The company said it would offer free landline to landline calls within New Zealand on Christmas Day following widespread broadband outages over two days last week.
The faults left hundreds of thousands of customers without internet access for up to 19 hours on Tuesday and Wednesday, less than a fortnight after an unrelated broadband outage late last month.
Telecom said the free calls on Christmas Day would be available to all fixed-line customers, not just those affected by the broadband outages.
Retail chief executive Chris Quin said the company wanted to show customers it understood how frustrating the outages had been.
"This is our way of saying 'we're sorry, we know how important it is to you to stay connected, and we want to make it that much easier for you to connect with family and friends this Christmas'."
Mr Quin said it was a meaningful gesture for home broadband customers, all of whom had a Telecom fixed line phone service as well.
But the gesture has drawn criticism from Telecom customers who already get free national landline calls as part of their phone contract - about 15 per cent of the company's broadband customers.
Many of the almost 900 comments on Telecom's Facebook page have been dismissive of the offer.
Palmerston North woman Raewyn McBain said it gave her "sweet nothing" and a credit to her account would have been better.
Christchurch man Noel Turner said his local calls to family would have been free anyway, and the apology was empty.
"Was this 'apology' worked out by the same idiot who f'd up the system in the first place?"
Catherine Champion of Dunedin said Christmas was a time when many people would be with loved ones anyway.
"What about coming up with an apology that is more than an empty gesture?"
Some people commented that Telecom would have offered free calls on Christmas Day anyway.
On its Facebook page, Telecom responded that it had considered a few options, including free data and pro-rata compensation.
"We thought this was the best way to say thanks at Christmas time, and soon after the issues that caused the whole thing in the first place."
It said Christmas was "one of the busiest calling days of the year" and it was not always free to make national calls on the day.
"...we hope as many folk as possible take up the offer to get in touch with loved ones, family or friends."
Telecom said the gesture would be "a little hard to take" for customers who already got free landline calls - but it hoped more than 120 free Wi-Fi hotspots at popular holiday spots this summer would make up for it.
Details of the Wi-Fi hotspots, planned before the outages, would be announced tomorrow.
Telecom spokeswoman Jo Jalfon said the free landline-to-landline calling was not supposed to be seen as compensation.
"It's just really a goodwill gesture to all customers, because not all customers were obviously impacted by the outage," she said.
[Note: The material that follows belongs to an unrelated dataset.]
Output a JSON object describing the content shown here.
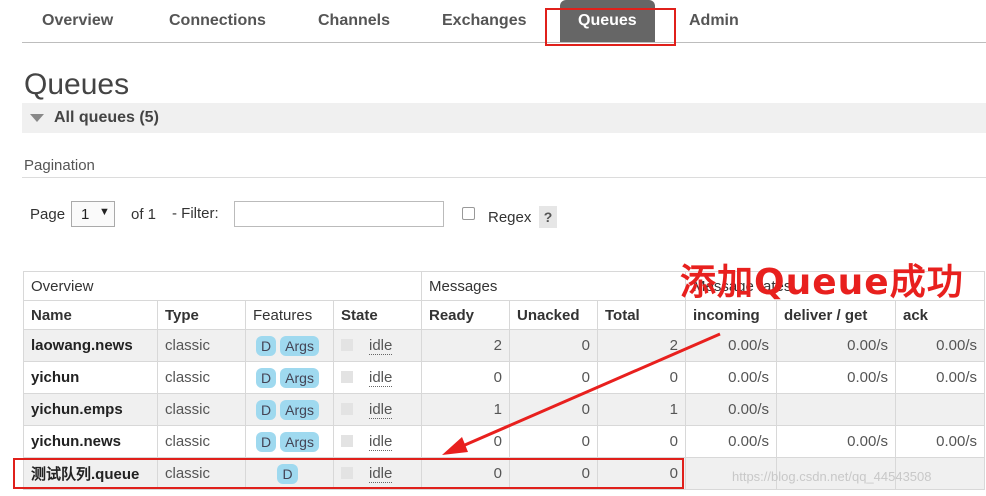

"Telecom sincerely apologises for the inconvenience that it did cause those people, but hopefully this is just a nice way for people to be able to connect with their friends and family at a special time of the year."
The faults last week meant customers had broadband issues for about 19 hours over two days, with two-thirds of the downtime in the early hours between midnight and 6am.
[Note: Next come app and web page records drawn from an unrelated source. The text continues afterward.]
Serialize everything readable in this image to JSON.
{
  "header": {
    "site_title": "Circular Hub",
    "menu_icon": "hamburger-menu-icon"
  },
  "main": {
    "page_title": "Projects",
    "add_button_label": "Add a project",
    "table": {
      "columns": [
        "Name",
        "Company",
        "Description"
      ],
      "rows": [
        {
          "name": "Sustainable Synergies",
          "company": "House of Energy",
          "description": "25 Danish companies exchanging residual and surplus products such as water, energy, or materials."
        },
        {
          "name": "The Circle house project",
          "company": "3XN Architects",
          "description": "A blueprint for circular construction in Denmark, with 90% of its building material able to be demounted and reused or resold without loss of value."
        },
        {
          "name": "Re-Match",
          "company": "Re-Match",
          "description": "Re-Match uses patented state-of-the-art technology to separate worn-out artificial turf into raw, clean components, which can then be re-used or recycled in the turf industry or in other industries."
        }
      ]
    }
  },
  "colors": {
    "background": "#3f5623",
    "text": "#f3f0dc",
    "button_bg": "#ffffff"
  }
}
The main fault occurred during a software upgrade on a broadband server on Tuesday morning. Flow-on issues affected the network from later that night until about 10am the next day.
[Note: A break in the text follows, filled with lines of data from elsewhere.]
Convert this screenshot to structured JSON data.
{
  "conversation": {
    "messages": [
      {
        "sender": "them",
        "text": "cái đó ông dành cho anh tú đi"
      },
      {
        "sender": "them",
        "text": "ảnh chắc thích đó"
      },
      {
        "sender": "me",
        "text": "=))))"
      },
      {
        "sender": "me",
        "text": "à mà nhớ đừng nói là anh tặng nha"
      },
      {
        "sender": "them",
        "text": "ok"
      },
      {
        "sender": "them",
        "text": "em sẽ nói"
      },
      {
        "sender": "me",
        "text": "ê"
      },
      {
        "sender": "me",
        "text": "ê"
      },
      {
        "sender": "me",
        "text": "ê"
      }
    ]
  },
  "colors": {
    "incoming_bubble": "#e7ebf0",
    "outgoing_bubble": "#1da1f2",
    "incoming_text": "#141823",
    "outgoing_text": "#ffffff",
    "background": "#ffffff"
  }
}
Last month, the company ruled out compensation after an unrelated fault with a fibre-optic cable left about 25,000 mainly residential customers without broadband.